#### How to complete this task:
Find the lines below that contain the string "间接寻址", count them, and give only the number.

#### App and web page records:
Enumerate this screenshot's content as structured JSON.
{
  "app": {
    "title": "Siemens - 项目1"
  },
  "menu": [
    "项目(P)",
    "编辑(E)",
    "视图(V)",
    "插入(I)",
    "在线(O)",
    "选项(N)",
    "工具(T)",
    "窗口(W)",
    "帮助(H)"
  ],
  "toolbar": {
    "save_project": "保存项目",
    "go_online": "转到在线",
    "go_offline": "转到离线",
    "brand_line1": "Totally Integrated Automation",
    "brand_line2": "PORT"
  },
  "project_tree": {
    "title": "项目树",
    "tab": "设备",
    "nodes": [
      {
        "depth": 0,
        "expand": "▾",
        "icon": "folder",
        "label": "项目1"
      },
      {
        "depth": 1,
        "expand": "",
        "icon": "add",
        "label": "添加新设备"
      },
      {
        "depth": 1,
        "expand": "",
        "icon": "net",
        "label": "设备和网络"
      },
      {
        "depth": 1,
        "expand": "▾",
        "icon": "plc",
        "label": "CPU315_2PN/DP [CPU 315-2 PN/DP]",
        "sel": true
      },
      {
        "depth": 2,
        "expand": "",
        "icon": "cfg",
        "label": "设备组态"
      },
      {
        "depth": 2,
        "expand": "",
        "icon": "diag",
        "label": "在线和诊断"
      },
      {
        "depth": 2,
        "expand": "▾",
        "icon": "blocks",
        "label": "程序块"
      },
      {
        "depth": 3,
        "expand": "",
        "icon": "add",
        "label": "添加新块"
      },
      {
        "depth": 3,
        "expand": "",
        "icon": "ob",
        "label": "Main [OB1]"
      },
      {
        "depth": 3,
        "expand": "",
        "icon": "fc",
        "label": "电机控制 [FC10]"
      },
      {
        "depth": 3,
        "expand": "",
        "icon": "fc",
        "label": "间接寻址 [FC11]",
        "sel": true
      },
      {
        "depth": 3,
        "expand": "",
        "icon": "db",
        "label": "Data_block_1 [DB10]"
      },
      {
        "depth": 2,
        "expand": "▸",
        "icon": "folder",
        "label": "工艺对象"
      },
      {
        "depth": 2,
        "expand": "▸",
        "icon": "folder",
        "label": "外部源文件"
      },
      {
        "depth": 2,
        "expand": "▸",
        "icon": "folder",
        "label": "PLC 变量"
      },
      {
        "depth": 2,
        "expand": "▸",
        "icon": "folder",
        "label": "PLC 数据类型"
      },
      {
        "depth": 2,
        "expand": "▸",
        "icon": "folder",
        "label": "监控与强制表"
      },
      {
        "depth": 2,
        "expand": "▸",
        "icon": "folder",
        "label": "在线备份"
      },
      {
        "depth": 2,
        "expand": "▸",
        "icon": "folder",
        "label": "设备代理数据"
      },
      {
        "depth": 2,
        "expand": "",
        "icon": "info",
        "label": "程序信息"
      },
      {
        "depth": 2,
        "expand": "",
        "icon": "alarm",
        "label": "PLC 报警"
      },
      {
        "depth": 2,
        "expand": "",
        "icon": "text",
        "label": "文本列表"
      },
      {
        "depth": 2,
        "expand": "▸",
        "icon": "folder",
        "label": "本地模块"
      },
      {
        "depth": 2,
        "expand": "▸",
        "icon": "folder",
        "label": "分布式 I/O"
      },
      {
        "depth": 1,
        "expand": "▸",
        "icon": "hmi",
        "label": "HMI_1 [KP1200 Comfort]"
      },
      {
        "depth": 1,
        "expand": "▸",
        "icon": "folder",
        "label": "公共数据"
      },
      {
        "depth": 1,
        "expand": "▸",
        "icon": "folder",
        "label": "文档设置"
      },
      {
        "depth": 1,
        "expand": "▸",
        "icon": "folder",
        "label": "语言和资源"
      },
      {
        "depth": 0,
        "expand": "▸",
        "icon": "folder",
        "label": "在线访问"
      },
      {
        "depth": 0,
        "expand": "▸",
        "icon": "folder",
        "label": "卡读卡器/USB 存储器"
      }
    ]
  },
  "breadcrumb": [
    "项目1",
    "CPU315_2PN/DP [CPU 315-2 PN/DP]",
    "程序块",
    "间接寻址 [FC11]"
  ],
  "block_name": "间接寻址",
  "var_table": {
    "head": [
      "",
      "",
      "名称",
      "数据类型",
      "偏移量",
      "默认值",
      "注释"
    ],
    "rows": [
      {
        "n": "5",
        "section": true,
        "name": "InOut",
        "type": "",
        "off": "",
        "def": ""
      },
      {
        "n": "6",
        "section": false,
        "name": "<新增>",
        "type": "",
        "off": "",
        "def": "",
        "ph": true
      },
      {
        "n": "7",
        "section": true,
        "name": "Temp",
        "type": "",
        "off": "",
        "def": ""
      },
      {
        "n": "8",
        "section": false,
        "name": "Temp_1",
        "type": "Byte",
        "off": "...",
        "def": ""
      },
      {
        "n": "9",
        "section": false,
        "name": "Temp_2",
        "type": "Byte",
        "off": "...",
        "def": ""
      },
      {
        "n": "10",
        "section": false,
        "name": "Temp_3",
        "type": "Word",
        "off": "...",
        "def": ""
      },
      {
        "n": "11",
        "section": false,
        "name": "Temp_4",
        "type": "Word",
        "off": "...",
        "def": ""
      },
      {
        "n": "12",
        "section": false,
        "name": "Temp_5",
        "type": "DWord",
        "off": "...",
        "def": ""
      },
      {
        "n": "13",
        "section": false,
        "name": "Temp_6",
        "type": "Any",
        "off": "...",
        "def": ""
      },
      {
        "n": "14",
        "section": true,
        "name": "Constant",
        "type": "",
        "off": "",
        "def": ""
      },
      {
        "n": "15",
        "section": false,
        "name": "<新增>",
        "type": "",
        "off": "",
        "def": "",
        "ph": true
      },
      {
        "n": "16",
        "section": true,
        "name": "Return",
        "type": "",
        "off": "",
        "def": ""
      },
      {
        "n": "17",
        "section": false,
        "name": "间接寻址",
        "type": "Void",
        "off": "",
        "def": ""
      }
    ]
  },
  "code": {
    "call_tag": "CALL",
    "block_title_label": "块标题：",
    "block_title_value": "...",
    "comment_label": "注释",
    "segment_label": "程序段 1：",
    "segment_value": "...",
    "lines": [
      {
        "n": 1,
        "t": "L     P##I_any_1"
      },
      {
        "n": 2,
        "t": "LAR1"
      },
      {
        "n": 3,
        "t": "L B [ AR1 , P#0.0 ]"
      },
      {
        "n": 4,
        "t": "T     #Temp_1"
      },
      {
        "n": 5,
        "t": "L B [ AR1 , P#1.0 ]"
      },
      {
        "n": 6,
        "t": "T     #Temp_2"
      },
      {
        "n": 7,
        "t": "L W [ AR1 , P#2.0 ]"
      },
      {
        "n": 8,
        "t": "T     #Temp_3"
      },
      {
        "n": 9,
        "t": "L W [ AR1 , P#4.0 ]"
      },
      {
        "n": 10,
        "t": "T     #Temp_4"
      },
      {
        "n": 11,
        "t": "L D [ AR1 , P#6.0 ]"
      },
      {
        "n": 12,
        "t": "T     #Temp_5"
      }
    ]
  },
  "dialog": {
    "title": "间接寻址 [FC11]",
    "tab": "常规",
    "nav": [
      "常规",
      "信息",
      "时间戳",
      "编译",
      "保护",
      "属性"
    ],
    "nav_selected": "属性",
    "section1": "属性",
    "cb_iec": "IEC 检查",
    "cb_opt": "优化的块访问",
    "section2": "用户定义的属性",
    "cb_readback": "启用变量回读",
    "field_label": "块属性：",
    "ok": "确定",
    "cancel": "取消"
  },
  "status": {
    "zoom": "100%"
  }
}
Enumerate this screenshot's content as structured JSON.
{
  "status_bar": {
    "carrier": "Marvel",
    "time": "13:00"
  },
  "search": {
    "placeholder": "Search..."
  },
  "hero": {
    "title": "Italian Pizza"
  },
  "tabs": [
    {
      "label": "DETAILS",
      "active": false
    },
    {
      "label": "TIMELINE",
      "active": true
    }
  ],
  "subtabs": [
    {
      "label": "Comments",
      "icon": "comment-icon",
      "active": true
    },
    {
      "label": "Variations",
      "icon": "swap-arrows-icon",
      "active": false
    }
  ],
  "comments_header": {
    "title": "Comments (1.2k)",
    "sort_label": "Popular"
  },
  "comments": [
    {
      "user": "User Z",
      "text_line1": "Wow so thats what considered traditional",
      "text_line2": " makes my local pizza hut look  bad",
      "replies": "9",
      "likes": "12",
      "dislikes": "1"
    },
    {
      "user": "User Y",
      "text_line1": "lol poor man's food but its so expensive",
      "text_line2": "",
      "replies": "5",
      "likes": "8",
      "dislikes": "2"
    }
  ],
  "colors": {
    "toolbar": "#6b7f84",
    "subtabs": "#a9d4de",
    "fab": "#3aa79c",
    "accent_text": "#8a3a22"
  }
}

#### Answer box:
5